What we have to remember is that once we start to use ‘a’, the following noun is going to be a countable one (a word that we can use in the plural often by adding the letter’s’) but because ‘a’ represents singularity, the following noun is also singular. The other thing to remember is that ‘a something/a someone’ is of no particular importance. We could say: ‘a horse is a wonderful animal’. That’s a very general statement. You can take it or leave it. How about this? – I’d like a cup of tea – I need a taxi to pick me up at the railway station. I don’t really mind whether the tea is weak or strong and I couldn’t care less how big the taxi is. There are two reasons for my wants: I’m thirsty and secondly I want to go home by car.

We again say ‘a’ when we’re using a countable noun that is used as a representative or an example of a class or a group of things or people. Look at these: A book is something you read. A newspaper is something you can buy at a newsagent. An apple is a fruit that grows on trees. Perhaps you come across a word that you’ve never seen before and you want to ask someone what it means. Here is one way of asking: What is a cucumber? I don’t know this word. The answer could be is that it is a vegetable that you can cut up and use in a salad. Can I issue a word of warning? I’ve given the simple question form: What is a cucumber?
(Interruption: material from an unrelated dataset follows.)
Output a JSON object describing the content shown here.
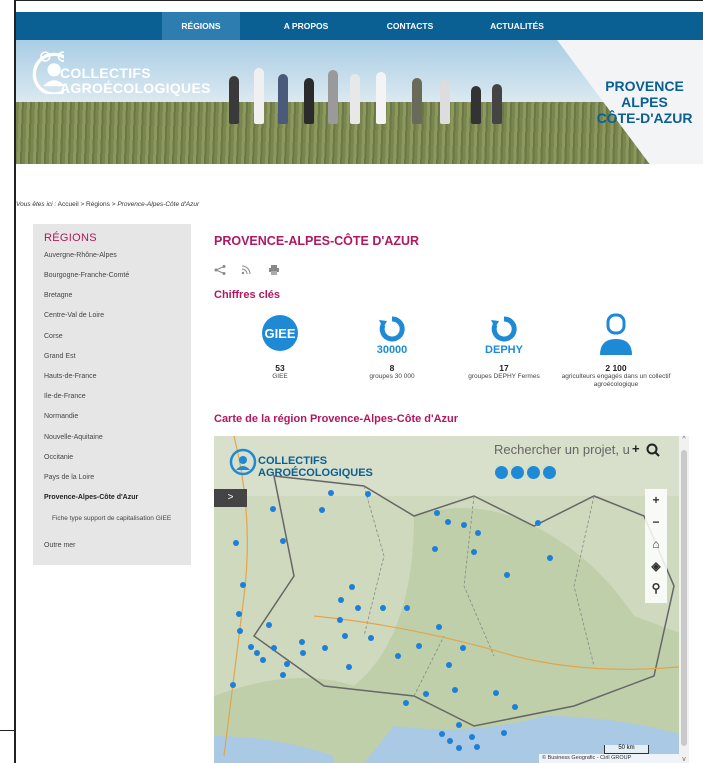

Remember that when you use the verb ‘mean’, you have to use the interrogative form and ask: What does **** mean? That’s the English teacher coming out in me probably because I have seen so many wrong ways of asking that question, which of course I won’t talk about here.

Let me next explain the expression ‘noun complement’. In a traditional sentence as everyone knows, we usually find a subject and a verb and an object but not all verbs are capable of employing an object. A perfect example of this type of verb is the verb ‘be’ This is another use of ‘a’. Charlie is a pedant. Do you know this word ‘pedant’? It describes someone who is very particular about the use of words and often gets quite angry when people use a word the wrong way – at least according to the grammar books he reads every night before he goes to sleep. We also use ‘a’ with names of jobs and professions: She’s an electrician. He’s become a doctor. She’s become an actress. These words- pedant/electrician/doctor/actress are all examples of noun complements.
Author: Alan Townend